WORK ORDER
Each line of the records that holds "this" should be shown in full.

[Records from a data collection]
__________________________________________________
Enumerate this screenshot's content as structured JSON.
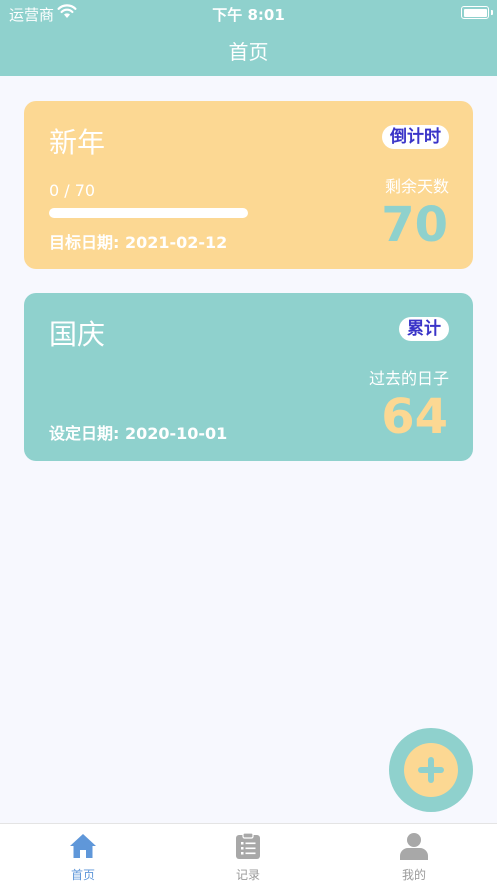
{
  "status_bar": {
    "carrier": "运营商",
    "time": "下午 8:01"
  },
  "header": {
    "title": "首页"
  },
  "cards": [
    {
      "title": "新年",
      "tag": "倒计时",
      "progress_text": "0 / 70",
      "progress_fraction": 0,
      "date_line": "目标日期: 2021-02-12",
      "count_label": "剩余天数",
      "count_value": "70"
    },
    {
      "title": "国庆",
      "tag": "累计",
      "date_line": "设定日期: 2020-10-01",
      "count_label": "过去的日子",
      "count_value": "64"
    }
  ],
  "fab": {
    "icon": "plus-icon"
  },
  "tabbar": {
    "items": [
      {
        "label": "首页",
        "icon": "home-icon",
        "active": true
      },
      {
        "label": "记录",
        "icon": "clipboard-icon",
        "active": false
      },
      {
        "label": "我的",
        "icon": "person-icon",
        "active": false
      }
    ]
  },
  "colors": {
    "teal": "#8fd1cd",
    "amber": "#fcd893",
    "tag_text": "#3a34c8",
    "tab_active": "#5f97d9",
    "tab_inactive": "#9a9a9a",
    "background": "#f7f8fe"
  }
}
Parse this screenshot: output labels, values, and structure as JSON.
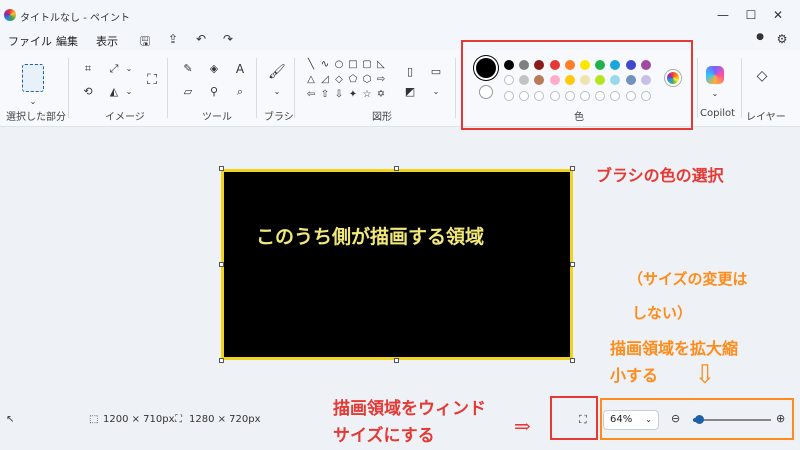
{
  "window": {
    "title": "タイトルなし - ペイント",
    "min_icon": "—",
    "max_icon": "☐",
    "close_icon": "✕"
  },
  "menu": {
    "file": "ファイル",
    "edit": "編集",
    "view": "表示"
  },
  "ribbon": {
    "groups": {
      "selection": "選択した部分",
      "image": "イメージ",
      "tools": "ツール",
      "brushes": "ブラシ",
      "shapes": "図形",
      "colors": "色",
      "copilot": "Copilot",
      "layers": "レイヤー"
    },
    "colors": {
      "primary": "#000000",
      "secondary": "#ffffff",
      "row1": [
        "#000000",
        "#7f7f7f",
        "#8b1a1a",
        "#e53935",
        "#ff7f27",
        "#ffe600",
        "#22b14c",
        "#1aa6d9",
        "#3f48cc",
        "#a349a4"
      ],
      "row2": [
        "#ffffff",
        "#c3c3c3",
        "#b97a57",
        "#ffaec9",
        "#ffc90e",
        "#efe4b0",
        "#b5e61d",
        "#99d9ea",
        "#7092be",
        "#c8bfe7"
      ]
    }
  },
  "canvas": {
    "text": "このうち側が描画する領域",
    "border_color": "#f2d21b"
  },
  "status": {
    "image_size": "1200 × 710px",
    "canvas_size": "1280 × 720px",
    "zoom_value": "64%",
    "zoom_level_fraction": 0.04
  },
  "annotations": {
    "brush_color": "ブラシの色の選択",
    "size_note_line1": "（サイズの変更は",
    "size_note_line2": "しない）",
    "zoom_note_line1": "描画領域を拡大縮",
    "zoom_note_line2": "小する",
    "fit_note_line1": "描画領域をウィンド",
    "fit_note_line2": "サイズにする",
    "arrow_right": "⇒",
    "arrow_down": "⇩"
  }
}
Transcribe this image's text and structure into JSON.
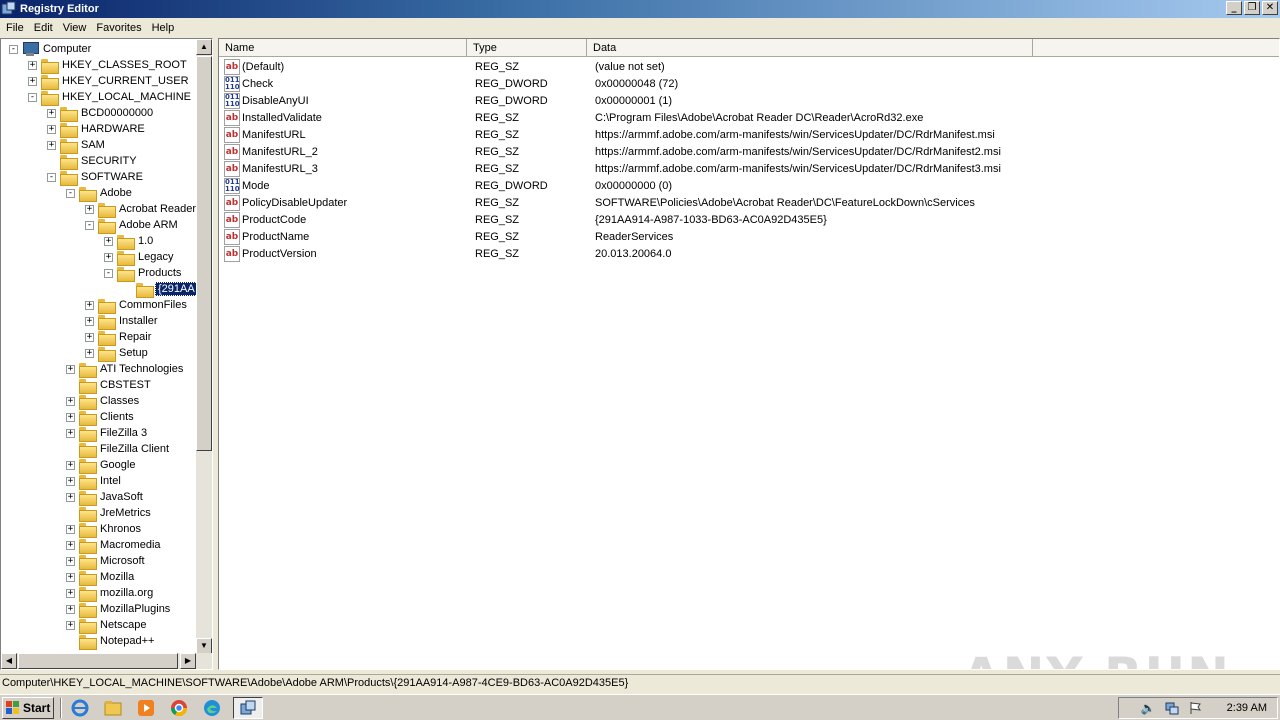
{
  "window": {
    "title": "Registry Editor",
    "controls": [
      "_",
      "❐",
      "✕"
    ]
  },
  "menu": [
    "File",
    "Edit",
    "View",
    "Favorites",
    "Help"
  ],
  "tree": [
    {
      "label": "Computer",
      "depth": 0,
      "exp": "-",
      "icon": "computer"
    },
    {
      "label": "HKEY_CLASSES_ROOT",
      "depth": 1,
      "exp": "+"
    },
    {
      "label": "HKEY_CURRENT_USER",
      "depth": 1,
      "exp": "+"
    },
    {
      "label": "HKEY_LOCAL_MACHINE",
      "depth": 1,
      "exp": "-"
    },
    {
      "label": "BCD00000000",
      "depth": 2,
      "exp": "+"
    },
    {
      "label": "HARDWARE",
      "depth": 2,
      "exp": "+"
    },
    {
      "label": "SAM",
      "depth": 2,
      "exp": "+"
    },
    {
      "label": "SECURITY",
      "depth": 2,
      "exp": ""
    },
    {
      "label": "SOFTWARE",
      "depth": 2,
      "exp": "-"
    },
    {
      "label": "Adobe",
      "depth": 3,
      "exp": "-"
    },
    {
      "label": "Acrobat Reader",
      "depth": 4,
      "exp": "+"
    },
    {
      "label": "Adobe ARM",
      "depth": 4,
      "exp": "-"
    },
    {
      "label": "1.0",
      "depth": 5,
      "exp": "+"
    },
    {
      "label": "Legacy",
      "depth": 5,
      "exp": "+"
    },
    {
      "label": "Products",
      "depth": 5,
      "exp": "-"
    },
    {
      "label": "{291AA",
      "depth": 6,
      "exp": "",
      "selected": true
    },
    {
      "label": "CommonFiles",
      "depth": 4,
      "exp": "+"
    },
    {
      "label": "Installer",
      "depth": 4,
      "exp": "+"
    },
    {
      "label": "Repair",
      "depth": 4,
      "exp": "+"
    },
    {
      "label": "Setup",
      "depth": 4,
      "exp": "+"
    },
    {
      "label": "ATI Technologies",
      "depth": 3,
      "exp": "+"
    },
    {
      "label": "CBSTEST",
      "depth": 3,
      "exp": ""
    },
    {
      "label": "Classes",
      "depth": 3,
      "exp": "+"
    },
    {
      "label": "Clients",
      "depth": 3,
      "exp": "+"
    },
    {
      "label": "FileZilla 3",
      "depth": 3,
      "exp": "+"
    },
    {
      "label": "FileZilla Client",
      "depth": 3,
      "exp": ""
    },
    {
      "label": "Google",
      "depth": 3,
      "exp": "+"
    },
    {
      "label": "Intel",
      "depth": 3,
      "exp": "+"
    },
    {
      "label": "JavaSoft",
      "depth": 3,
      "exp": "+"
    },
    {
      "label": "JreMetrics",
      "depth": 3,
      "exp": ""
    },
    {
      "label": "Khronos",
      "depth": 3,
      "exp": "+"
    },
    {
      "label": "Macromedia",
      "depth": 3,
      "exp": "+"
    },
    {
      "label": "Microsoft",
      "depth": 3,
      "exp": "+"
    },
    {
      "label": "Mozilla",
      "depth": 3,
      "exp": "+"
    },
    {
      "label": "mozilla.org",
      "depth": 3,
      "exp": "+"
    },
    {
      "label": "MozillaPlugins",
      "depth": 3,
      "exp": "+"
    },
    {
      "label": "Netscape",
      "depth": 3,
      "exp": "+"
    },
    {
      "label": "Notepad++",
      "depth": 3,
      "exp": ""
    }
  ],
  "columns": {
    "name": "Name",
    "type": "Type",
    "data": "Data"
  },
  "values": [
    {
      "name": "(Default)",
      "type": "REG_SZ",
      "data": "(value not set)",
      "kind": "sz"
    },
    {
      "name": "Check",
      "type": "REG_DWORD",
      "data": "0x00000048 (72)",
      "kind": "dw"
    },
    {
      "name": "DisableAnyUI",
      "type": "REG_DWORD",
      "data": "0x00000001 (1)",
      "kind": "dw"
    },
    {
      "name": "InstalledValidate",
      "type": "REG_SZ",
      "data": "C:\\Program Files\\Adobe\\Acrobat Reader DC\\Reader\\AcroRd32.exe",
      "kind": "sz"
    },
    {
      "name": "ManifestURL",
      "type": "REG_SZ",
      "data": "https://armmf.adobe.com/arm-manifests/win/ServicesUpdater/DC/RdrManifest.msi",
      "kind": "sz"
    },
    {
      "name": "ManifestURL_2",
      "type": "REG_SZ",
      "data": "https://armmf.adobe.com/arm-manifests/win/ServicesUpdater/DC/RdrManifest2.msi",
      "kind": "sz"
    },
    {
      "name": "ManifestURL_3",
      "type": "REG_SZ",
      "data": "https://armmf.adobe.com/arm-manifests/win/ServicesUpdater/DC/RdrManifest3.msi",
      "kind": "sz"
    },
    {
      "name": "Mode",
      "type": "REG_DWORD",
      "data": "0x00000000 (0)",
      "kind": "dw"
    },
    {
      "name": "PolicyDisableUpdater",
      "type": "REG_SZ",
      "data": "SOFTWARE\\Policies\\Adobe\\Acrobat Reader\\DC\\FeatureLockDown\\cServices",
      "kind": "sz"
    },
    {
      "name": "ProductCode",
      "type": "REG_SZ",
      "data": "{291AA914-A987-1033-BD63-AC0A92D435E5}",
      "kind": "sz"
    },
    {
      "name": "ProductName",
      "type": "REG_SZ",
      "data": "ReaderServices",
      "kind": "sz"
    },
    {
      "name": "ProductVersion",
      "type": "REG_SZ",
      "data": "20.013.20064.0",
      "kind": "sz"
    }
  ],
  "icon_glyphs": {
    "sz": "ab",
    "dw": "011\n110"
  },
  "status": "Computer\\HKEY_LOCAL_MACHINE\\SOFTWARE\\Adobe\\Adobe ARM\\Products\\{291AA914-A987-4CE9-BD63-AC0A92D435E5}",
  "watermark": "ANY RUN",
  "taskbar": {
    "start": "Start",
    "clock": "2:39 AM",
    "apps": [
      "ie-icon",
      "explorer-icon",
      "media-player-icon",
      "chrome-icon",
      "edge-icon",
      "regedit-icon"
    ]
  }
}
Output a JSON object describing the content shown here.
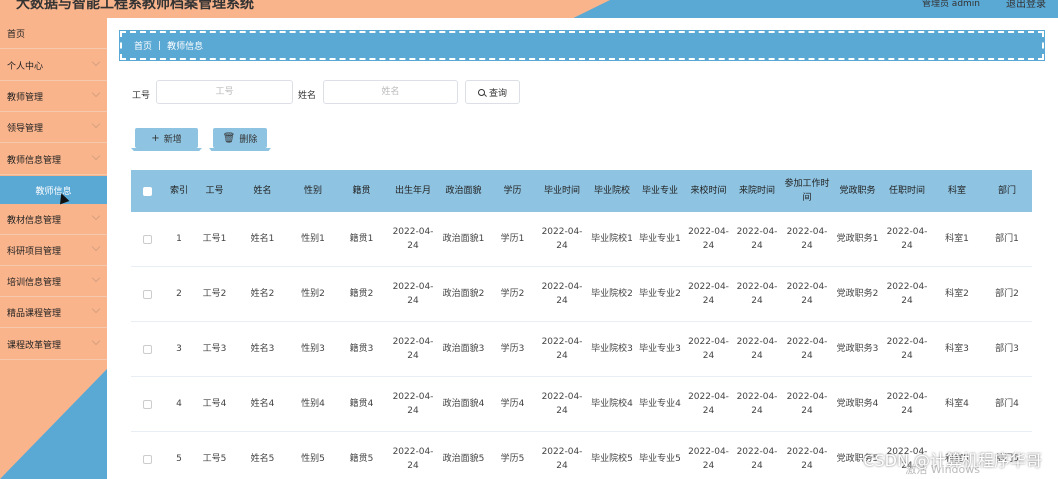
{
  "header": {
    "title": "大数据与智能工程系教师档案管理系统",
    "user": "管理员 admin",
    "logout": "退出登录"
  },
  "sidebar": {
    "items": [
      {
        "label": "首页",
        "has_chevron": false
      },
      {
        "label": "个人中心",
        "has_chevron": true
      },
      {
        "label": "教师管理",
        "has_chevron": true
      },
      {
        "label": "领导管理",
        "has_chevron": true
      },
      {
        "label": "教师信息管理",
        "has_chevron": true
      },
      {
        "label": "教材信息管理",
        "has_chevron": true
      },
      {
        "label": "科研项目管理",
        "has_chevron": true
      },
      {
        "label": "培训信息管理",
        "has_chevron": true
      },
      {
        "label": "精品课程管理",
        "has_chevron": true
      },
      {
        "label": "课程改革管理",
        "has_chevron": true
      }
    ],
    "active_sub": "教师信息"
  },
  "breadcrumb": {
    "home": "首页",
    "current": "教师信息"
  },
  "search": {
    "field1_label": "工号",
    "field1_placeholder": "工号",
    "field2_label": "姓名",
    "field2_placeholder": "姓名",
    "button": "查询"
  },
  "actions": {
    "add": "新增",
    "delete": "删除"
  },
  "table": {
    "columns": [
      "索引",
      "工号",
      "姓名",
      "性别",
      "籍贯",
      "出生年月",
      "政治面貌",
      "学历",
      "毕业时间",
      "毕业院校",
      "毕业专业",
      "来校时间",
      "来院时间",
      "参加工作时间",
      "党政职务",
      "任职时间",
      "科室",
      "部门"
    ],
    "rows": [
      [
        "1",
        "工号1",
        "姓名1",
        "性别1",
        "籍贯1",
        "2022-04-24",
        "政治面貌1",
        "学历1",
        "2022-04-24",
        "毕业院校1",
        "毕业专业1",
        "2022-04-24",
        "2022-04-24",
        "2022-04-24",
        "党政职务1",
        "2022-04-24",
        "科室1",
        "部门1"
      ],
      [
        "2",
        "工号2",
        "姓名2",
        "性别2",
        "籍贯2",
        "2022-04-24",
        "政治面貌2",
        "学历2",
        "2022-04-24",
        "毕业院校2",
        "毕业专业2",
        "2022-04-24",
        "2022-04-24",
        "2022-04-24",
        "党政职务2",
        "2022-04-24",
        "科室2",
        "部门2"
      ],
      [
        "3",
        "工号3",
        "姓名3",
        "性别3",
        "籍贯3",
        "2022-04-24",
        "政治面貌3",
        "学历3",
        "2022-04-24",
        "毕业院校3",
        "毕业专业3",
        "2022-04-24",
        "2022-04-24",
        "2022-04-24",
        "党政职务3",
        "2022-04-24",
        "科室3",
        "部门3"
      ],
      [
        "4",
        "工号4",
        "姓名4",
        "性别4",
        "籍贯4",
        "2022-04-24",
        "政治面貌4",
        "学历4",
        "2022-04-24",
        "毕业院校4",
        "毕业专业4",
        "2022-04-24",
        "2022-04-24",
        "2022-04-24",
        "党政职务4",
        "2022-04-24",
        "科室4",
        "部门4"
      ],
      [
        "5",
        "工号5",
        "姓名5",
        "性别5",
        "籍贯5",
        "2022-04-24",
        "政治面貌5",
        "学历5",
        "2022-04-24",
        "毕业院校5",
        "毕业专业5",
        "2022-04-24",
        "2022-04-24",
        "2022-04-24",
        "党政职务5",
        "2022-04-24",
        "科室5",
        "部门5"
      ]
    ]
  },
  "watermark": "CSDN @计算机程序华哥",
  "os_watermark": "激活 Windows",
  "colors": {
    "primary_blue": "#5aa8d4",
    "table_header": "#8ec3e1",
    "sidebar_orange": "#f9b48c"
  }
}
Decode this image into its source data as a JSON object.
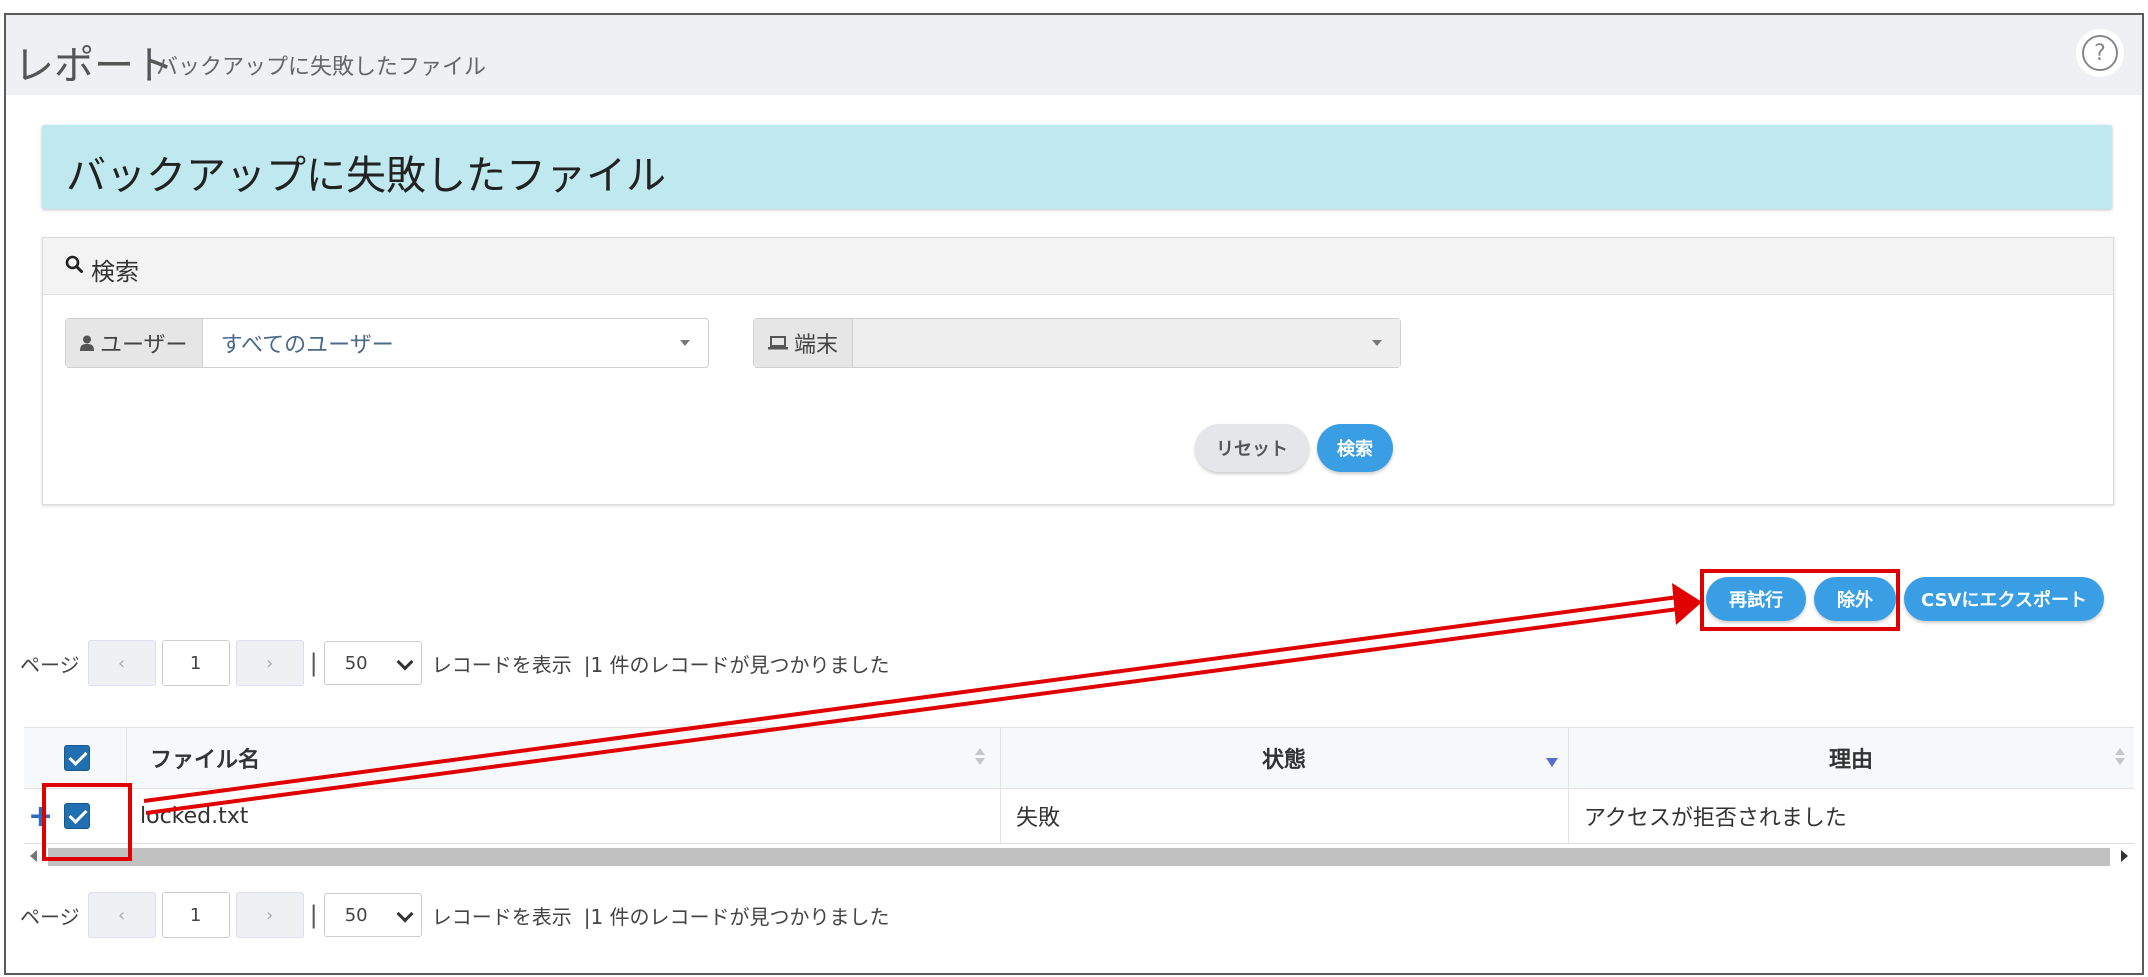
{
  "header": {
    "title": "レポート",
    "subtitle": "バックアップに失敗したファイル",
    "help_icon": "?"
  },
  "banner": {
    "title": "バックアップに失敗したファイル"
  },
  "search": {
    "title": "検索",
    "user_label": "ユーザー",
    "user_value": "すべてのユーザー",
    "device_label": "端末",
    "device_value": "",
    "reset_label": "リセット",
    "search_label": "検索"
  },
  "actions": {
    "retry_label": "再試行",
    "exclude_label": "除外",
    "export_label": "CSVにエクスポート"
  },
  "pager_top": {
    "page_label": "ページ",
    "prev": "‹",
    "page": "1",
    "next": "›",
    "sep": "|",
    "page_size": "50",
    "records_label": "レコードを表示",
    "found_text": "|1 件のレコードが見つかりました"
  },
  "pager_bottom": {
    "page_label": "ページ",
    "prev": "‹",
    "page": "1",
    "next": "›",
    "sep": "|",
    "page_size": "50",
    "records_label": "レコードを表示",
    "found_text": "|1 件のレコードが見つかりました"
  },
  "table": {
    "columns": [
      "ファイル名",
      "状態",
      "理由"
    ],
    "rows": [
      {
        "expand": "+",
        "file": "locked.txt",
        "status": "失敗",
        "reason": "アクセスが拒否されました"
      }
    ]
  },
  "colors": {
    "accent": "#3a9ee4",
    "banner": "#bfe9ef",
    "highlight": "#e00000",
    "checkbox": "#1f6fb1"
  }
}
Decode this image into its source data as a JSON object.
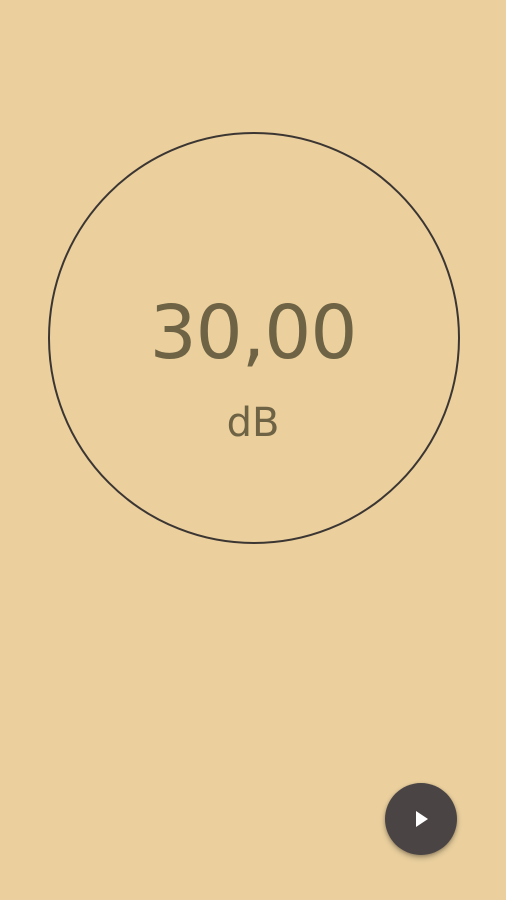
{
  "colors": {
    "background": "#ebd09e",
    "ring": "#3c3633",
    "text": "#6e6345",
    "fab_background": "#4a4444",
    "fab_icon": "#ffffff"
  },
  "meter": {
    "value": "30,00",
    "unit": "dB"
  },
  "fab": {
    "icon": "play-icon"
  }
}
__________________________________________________
FINISHED TASK
Enumerate this screenshot's content as structured JSON.
Parse this screenshot: output labels, values, and structure as JSON.
Transcribe this image's text and structure into JSON.
Decode this image into its source data as a JSON object.
Decode this image into its source data as a JSON object.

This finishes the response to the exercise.